[Start of section]

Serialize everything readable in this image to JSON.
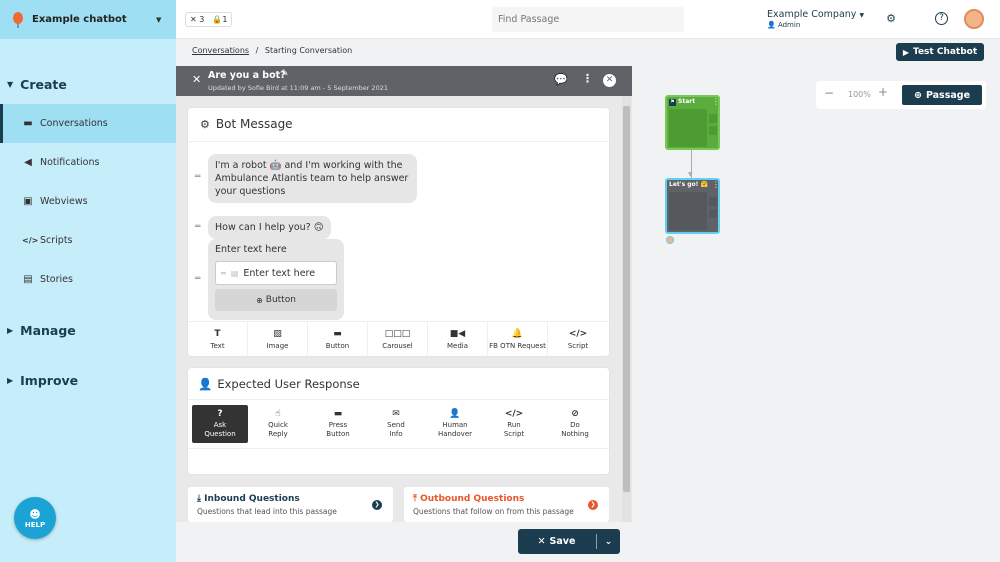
{
  "sidebar": {
    "chatbot_name": "Example chatbot",
    "groups": {
      "create": "Create",
      "manage": "Manage",
      "improve": "Improve"
    },
    "items": [
      {
        "label": "Conversations",
        "icon": "chat-bubble-icon"
      },
      {
        "label": "Notifications",
        "icon": "megaphone-icon"
      },
      {
        "label": "Webviews",
        "icon": "window-icon"
      },
      {
        "label": "Scripts",
        "icon": "code-icon"
      },
      {
        "label": "Stories",
        "icon": "stack-icon"
      }
    ],
    "help_label": "HELP"
  },
  "topbar": {
    "counts": {
      "tools": "3",
      "locks": "1"
    },
    "search_placeholder": "Find Passage",
    "company": "Example Company",
    "role": "Admin"
  },
  "breadcrumb": {
    "root": "Conversations",
    "separator": "/",
    "current": "Starting Conversation"
  },
  "test_chatbot_label": "Test Chatbot",
  "passage": {
    "title": "Are you a bot?",
    "updated": "Updated by Sofie Bird at 11:09 am - 5 September 2021"
  },
  "bot_message": {
    "heading": "Bot Message",
    "bubbles": [
      "I'm a robot 🤖 and I'm working with the Ambulance Atlantis team to help answer your questions",
      "How can I help you? 🙃"
    ],
    "text_placeholder": "Enter text here",
    "button_placeholder": "Enter text here",
    "add_button_label": "Button",
    "tools": [
      "Text",
      "Image",
      "Button",
      "Carousel",
      "Media",
      "FB OTN Request",
      "Script"
    ]
  },
  "expected_response": {
    "heading": "Expected User Response",
    "options": [
      [
        "Ask",
        "Question"
      ],
      [
        "Quick",
        "Reply"
      ],
      [
        "Press",
        "Button"
      ],
      [
        "Send",
        "Info"
      ],
      [
        "Human",
        "Handover"
      ],
      [
        "Run",
        "Script"
      ],
      [
        "Do",
        "Nothing"
      ]
    ],
    "active_index": 0
  },
  "inbound": {
    "title": "Inbound Questions",
    "subtitle": "Questions that lead into this passage",
    "color": "#1c3d4f"
  },
  "outbound": {
    "title": "Outbound Questions",
    "subtitle": "Questions that follow on from this passage",
    "color": "#e8562a"
  },
  "save_label": "Save",
  "canvas": {
    "zoom": "100%",
    "add_passage_label": "Passage",
    "nodes": [
      {
        "title": "Start",
        "color": "#5aad3c"
      },
      {
        "title": "Let's go! 🤗",
        "color": "#5f6367",
        "border": "#5fd0ef"
      }
    ]
  },
  "colors": {
    "primary": "#1c3d4f",
    "sidebar": "#c6eefa",
    "sidebar_active": "#9fdff4"
  }
}
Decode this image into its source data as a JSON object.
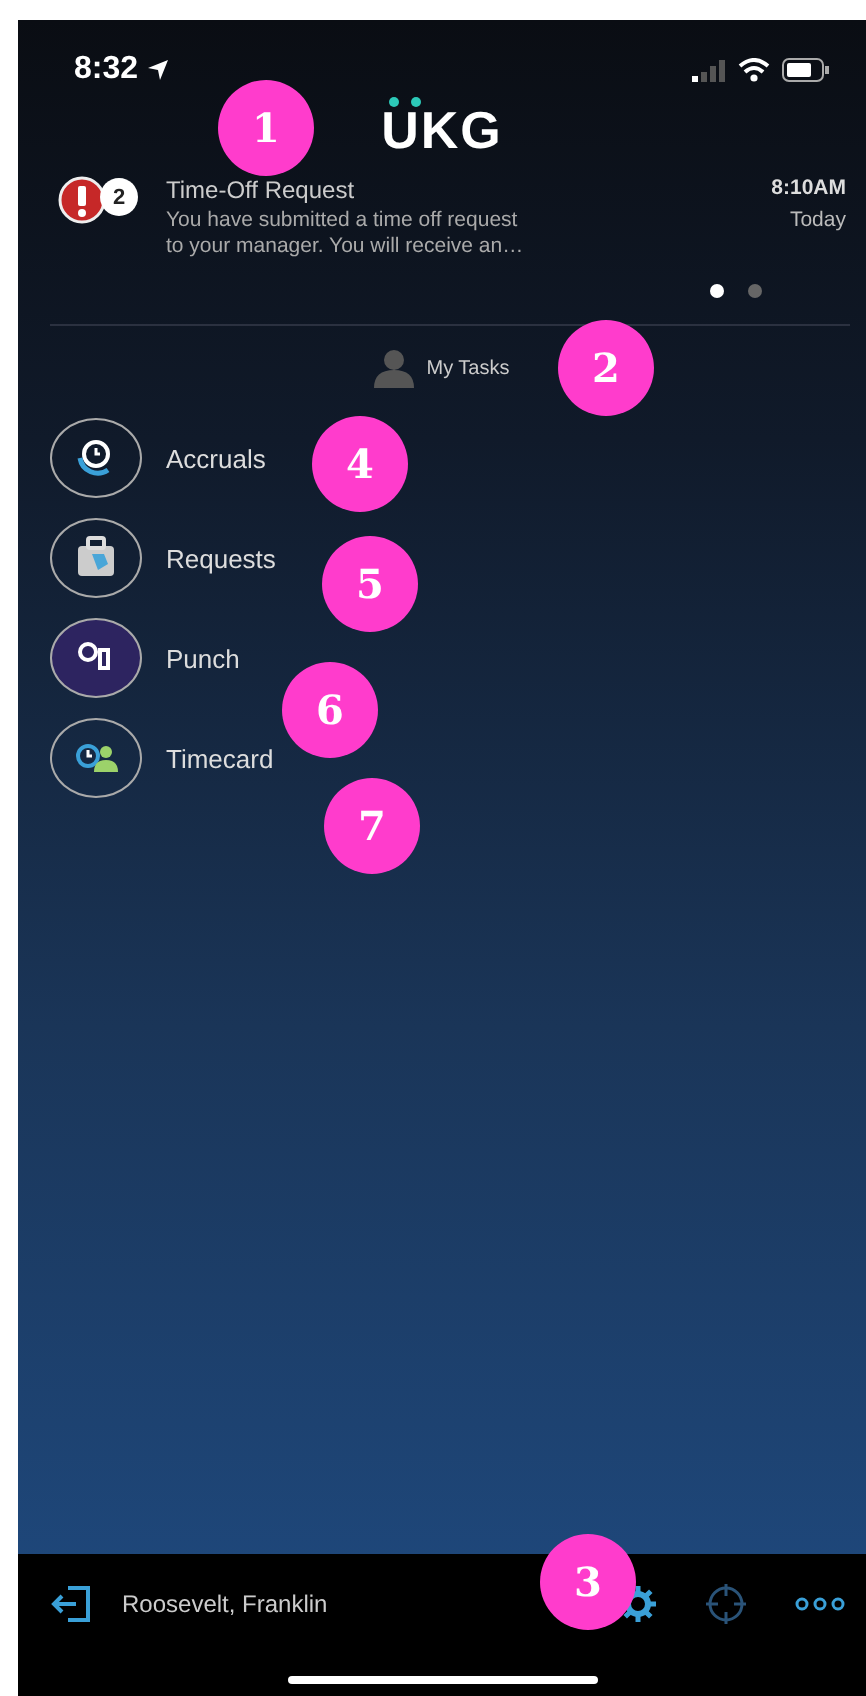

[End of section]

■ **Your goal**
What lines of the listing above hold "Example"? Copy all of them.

■ **Written response**
    "chatbot_name": "Example chatbot",
    "company": "Example Company",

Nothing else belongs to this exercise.